    Benjamin Harrison (1833–1901)

    Funny ain’t it. Here I am worrying about a woman. Men don’t worry much about women when they’re around. But when it gets way off from home like we are now, and where he knows he’s going a lot further away ... I mean that’s when a woman gets workin’ in your mind. You reckon you’re a fool for not noticin’ before how, how big a part of things they be. There ain’t nothin’ like seein’ a woman’s face.
    Dudley Nichols (1895–1960)

    Oh, you’ll love the sea. There’s something about it. The hot red dawn, the towering sails, the wake on a tropical night. Oh, you’ll love it all. It’s a glorious kind of world. I couldn’t live without it.
    —Charles Larkworthy. Denison Clift. Capt. Benjamin Briggs (Arthur Margetson)

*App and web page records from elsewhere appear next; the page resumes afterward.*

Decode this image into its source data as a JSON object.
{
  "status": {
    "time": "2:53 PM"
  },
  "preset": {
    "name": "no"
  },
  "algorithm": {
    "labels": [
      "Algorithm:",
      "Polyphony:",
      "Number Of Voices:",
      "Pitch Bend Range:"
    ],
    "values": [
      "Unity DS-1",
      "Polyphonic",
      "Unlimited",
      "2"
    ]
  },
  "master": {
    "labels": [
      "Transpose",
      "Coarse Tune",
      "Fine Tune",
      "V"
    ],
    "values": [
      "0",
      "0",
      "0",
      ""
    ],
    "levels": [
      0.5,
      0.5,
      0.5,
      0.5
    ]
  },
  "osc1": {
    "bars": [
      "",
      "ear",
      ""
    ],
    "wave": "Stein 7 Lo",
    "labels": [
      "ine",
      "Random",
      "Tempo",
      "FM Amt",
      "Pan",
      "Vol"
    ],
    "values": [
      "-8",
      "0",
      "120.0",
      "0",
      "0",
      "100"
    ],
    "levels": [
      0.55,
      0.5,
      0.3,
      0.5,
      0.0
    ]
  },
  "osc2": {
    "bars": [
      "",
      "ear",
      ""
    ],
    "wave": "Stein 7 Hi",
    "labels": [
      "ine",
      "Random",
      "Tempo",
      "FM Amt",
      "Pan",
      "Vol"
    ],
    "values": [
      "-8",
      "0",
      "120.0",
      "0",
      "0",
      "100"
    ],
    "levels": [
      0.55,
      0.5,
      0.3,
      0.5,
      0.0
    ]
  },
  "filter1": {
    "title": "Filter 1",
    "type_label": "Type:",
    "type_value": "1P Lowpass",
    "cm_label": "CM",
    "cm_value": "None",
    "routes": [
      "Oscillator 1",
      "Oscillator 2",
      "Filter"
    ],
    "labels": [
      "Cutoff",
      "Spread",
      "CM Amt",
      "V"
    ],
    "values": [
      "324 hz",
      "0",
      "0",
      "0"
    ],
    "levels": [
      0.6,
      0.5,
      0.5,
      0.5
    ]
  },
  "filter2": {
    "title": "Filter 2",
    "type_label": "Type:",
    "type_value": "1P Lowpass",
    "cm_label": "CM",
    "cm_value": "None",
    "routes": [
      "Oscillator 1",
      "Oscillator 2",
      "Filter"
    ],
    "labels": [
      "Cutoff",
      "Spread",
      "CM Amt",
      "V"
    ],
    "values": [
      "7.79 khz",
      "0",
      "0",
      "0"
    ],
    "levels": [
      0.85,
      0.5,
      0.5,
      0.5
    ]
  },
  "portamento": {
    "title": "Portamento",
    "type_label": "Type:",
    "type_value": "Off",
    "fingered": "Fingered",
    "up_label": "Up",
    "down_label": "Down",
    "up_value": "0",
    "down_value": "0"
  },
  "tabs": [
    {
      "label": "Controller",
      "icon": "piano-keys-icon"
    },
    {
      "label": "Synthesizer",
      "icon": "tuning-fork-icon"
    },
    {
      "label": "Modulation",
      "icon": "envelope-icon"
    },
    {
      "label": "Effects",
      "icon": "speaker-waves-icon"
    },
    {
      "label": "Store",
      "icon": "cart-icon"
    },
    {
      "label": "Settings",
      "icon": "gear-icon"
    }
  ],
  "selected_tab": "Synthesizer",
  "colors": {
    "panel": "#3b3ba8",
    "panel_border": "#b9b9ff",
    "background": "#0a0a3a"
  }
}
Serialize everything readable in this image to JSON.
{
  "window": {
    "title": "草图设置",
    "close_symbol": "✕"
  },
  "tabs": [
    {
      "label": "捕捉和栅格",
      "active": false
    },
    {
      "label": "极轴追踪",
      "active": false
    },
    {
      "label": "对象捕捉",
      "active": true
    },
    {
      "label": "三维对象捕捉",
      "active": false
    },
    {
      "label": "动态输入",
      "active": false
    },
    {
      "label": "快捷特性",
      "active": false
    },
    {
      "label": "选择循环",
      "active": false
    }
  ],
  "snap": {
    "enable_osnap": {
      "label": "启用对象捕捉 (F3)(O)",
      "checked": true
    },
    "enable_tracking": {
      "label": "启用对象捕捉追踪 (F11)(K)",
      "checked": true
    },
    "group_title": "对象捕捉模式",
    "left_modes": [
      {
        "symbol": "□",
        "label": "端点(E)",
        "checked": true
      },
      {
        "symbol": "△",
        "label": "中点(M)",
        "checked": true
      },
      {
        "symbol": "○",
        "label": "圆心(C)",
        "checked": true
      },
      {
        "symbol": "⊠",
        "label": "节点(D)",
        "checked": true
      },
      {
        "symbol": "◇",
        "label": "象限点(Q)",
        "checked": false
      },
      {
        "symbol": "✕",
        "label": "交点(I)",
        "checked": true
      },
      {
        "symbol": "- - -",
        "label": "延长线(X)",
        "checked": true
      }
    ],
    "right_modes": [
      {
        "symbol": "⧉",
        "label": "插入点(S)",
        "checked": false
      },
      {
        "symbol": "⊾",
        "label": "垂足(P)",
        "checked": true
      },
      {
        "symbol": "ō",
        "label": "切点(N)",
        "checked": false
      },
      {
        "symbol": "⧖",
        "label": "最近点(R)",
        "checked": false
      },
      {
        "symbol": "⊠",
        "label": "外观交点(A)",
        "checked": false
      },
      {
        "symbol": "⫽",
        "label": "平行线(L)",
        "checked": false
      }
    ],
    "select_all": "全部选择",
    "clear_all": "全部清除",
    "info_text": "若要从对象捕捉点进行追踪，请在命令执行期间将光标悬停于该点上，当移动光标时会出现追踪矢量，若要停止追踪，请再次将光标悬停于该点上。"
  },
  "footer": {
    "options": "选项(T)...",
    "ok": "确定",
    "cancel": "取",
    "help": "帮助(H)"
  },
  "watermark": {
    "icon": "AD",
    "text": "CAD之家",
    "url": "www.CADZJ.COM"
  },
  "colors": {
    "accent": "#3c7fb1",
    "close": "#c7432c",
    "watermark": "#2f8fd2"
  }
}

    The treatment of the incident of the assault upon the sailors of the Baltimore is so conciliatory and friendly that I am of the opinion that there is a good prospect that the differences growing out of that serious affair can now be adjusted upon terms satisfactory to this Government by the usual methods and without special powers from Congress.
    —Benjamin Harrison (1833–1901)